INPUT START
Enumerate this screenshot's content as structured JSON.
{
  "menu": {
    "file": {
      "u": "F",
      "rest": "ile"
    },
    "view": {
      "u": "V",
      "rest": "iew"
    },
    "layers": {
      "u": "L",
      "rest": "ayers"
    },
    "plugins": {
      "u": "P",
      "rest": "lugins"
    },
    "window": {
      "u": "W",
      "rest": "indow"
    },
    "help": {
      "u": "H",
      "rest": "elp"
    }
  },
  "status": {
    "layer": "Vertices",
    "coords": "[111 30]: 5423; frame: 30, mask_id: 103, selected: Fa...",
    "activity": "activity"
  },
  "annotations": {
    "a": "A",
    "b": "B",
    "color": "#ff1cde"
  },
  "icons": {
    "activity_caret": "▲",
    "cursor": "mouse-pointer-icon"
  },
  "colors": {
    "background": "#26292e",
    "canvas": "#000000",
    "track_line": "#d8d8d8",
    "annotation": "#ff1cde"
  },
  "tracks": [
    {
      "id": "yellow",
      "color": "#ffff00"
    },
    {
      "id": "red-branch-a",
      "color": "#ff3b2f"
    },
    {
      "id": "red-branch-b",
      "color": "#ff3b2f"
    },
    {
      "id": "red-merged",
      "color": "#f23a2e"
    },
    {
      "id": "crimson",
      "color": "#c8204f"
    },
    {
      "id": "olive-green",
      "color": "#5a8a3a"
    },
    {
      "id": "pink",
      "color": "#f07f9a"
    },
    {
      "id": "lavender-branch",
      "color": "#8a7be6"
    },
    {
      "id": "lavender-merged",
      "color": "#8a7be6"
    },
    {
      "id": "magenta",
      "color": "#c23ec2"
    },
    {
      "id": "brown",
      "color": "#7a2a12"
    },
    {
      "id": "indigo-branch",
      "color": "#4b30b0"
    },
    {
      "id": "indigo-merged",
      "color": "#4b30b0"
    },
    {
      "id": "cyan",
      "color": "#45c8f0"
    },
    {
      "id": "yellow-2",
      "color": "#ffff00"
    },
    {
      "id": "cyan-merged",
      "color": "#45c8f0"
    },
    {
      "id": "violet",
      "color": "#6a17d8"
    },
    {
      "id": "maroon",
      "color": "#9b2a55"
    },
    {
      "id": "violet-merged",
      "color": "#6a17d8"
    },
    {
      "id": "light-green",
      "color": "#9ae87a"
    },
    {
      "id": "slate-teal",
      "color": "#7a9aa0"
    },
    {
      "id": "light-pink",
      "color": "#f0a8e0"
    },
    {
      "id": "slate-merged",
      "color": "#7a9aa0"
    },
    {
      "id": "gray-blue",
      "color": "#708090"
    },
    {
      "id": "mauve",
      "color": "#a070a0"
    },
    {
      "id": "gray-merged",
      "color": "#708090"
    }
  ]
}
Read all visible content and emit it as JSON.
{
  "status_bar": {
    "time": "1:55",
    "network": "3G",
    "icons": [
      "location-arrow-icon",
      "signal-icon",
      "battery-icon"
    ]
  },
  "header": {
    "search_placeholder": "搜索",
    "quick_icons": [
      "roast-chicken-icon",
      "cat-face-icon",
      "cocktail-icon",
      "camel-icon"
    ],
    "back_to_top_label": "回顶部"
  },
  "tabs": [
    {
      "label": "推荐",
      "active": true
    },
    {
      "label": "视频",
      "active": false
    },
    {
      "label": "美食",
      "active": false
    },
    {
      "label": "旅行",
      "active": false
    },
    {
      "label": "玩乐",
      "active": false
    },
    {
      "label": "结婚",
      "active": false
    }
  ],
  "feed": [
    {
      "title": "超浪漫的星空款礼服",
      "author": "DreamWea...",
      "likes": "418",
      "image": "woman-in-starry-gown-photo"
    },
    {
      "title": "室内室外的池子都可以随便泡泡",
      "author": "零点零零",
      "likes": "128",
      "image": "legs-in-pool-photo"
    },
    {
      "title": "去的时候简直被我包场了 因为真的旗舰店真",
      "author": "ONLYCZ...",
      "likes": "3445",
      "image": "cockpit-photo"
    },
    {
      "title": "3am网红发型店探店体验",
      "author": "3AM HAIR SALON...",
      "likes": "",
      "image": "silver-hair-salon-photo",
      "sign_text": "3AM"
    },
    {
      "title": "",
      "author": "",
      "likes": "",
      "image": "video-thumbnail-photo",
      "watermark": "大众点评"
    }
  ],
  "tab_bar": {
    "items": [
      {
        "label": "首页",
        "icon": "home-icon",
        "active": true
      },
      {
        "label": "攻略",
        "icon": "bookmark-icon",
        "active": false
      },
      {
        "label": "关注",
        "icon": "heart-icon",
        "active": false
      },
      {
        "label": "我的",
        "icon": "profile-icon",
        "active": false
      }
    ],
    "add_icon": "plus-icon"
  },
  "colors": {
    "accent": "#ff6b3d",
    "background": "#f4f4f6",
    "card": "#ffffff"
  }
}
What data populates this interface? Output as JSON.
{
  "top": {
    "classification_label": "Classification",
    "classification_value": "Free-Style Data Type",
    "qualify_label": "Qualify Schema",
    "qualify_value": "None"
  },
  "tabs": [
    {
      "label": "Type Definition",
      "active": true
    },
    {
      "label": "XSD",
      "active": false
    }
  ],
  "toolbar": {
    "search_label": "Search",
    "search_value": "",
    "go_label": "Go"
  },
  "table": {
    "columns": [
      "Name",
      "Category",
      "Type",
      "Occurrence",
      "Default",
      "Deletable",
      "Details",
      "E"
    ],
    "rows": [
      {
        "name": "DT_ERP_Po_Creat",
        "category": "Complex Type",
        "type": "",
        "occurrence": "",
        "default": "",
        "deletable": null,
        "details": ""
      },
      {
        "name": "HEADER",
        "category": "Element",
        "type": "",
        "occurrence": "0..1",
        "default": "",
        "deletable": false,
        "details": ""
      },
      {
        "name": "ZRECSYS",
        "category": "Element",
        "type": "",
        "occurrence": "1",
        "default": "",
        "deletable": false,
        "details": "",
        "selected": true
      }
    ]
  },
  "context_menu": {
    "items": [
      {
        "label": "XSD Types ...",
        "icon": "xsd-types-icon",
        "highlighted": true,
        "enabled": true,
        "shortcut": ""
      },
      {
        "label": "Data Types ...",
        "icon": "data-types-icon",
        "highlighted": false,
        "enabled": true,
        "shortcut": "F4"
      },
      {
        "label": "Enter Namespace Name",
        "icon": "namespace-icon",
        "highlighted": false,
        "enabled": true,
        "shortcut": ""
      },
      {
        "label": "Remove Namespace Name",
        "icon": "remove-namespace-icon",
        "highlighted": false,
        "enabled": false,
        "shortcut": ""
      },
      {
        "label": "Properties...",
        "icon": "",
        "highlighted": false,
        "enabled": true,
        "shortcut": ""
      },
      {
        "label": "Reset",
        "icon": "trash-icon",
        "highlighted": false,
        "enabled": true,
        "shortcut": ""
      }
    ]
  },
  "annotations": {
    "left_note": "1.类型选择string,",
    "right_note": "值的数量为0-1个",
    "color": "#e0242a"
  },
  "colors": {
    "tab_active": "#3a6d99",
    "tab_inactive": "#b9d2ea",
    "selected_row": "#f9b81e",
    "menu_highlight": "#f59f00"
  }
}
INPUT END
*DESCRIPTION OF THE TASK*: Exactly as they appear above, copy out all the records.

*YOUR SOLUTION*:
Enumerate this screenshot's content as structured JSON.
{
  "menu": {
    "file": {
      "u": "F",
      "rest": "ile"
    },
    "view": {
      "u": "V",
      "rest": "iew"
    },
    "layers": {
      "u": "L",
      "rest": "ayers"
    },
    "plugins": {
      "u": "P",
      "rest": "lugins"
    },
    "window": {
      "u": "W",
      "rest": "indow"
    },
    "help": {
      "u": "H",
      "rest": "elp"
    }
  },
  "status": {
    "layer": "Vertices",
    "coords": "[111 30]: 5423; frame: 30, mask_id: 103, selected: Fa...",
    "activity": "activity"
  },
  "annotations": {
    "a": "A",
    "b": "B",
    "color": "#ff1cde"
  },
  "icons": {
    "activity_caret": "▲",
    "cursor": "mouse-pointer-icon"
  },
  "colors": {
    "background": "#26292e",
    "canvas": "#000000",
    "track_line": "#d8d8d8",
    "annotation": "#ff1cde"
  },
  "tracks": [
    {
      "id": "yellow",
      "color": "#ffff00"
    },
    {
      "id": "red-branch-a",
      "color": "#ff3b2f"
    },
    {
      "id": "red-branch-b",
      "color": "#ff3b2f"
    },
    {
      "id": "red-merged",
      "color": "#f23a2e"
    },
    {
      "id": "crimson",
      "color": "#c8204f"
    },
    {
      "id": "olive-green",
      "color": "#5a8a3a"
    },
    {
      "id": "pink",
      "color": "#f07f9a"
    },
    {
      "id": "lavender-branch",
      "color": "#8a7be6"
    },
    {
      "id": "lavender-merged",
      "color": "#8a7be6"
    },
    {
      "id": "magenta",
      "color": "#c23ec2"
    },
    {
      "id": "brown",
      "color": "#7a2a12"
    },
    {
      "id": "indigo-branch",
      "color": "#4b30b0"
    },
    {
      "id": "indigo-merged",
      "color": "#4b30b0"
    },
    {
      "id": "cyan",
      "color": "#45c8f0"
    },
    {
      "id": "yellow-2",
      "color": "#ffff00"
    },
    {
      "id": "cyan-merged",
      "color": "#45c8f0"
    },
    {
      "id": "violet",
      "color": "#6a17d8"
    },
    {
      "id": "maroon",
      "color": "#9b2a55"
    },
    {
      "id": "violet-merged",
      "color": "#6a17d8"
    },
    {
      "id": "light-green",
      "color": "#9ae87a"
    },
    {
      "id": "slate-teal",
      "color": "#7a9aa0"
    },
    {
      "id": "light-pink",
      "color": "#f0a8e0"
    },
    {
      "id": "slate-merged",
      "color": "#7a9aa0"
    },
    {
      "id": "gray-blue",
      "color": "#708090"
    },
    {
      "id": "mauve",
      "color": "#a070a0"
    },
    {
      "id": "gray-merged",
      "color": "#708090"
    }
  ]
}
Read all visible content and emit it as JSON.
{
  "status_bar": {
    "time": "1:55",
    "network": "3G",
    "icons": [
      "location-arrow-icon",
      "signal-icon",
      "battery-icon"
    ]
  },
  "header": {
    "search_placeholder": "搜索",
    "quick_icons": [
      "roast-chicken-icon",
      "cat-face-icon",
      "cocktail-icon",
      "camel-icon"
    ],
    "back_to_top_label": "回顶部"
  },
  "tabs": [
    {
      "label": "推荐",
      "active": true
    },
    {
      "label": "视频",
      "active": false
    },
    {
      "label": "美食",
      "active": false
    },
    {
      "label": "旅行",
      "active": false
    },
    {
      "label": "玩乐",
      "active": false
    },
    {
      "label": "结婚",
      "active": false
    }
  ],
  "feed": [
    {
      "title": "超浪漫的星空款礼服",
      "author": "DreamWea...",
      "likes": "418",
      "image": "woman-in-starry-gown-photo"
    },
    {
      "title": "室内室外的池子都可以随便泡泡",
      "author": "零点零零",
      "likes": "128",
      "image": "legs-in-pool-photo"
    },
    {
      "title": "去的时候简直被我包场了 因为真的旗舰店真",
      "author": "ONLYCZ...",
      "likes": "3445",
      "image": "cockpit-photo"
    },
    {
      "title": "3am网红发型店探店体验",
      "author": "3AM HAIR SALON...",
      "likes": "",
      "image": "silver-hair-salon-photo",
      "sign_text": "3AM"
    },
    {
      "title": "",
      "author": "",
      "likes": "",
      "image": "video-thumbnail-photo",
      "watermark": "大众点评"
    }
  ],
  "tab_bar": {
    "items": [
      {
        "label": "首页",
        "icon": "home-icon",
        "active": true
      },
      {
        "label": "攻略",
        "icon": "bookmark-icon",
        "active": false
      },
      {
        "label": "关注",
        "icon": "heart-icon",
        "active": false
      },
      {
        "label": "我的",
        "icon": "profile-icon",
        "active": false
      }
    ],
    "add_icon": "plus-icon"
  },
  "colors": {
    "accent": "#ff6b3d",
    "background": "#f4f4f6",
    "card": "#ffffff"
  }
}
What data populates this interface? Output as JSON.
{
  "top": {
    "classification_label": "Classification",
    "classification_value": "Free-Style Data Type",
    "qualify_label": "Qualify Schema",
    "qualify_value": "None"
  },
  "tabs": [
    {
      "label": "Type Definition",
      "active": true
    },
    {
      "label": "XSD",
      "active": false
    }
  ],
  "toolbar": {
    "search_label": "Search",
    "search_value": "",
    "go_label": "Go"
  },
  "table": {
    "columns": [
      "Name",
      "Category",
      "Type",
      "Occurrence",
      "Default",
      "Deletable",
      "Details",
      "E"
    ],
    "rows": [
      {
        "name": "DT_ERP_Po_Creat",
        "category": "Complex Type",
        "type": "",
        "occurrence": "",
        "default": "",
        "deletable": null,
        "details": ""
      },
      {
        "name": "HEADER",
        "category": "Element",
        "type": "",
        "occurrence": "0..1",
        "default": "",
        "deletable": false,
        "details": ""
      },
      {
        "name": "ZRECSYS",
        "category": "Element",
        "type": "",
        "occurrence": "1",
        "default": "",
        "deletable": false,
        "details": "",
        "selected": true
      }
    ]
  },
  "context_menu": {
    "items": [
      {
        "label": "XSD Types ...",
        "icon": "xsd-types-icon",
        "highlighted": true,
        "enabled": true,
        "shortcut": ""
      },
      {
        "label": "Data Types ...",
        "icon": "data-types-icon",
        "highlighted": false,
        "enabled": true,
        "shortcut": "F4"
      },
      {
        "label": "Enter Namespace Name",
        "icon": "namespace-icon",
        "highlighted": false,
        "enabled": true,
        "shortcut": ""
      },
      {
        "label": "Remove Namespace Name",
        "icon": "remove-namespace-icon",
        "highlighted": false,
        "enabled": false,
        "shortcut": ""
      },
      {
        "label": "Properties...",
        "icon": "",
        "highlighted": false,
        "enabled": true,
        "shortcut": ""
      },
      {
        "label": "Reset",
        "icon": "trash-icon",
        "highlighted": false,
        "enabled": true,
        "shortcut": ""
      }
    ]
  },
  "annotations": {
    "left_note": "1.类型选择string,",
    "right_note": "值的数量为0-1个",
    "color": "#e0242a"
  },
  "colors": {
    "tab_active": "#3a6d99",
    "tab_inactive": "#b9d2ea",
    "selected_row": "#f9b81e",
    "menu_highlight": "#f59f00"
  }
}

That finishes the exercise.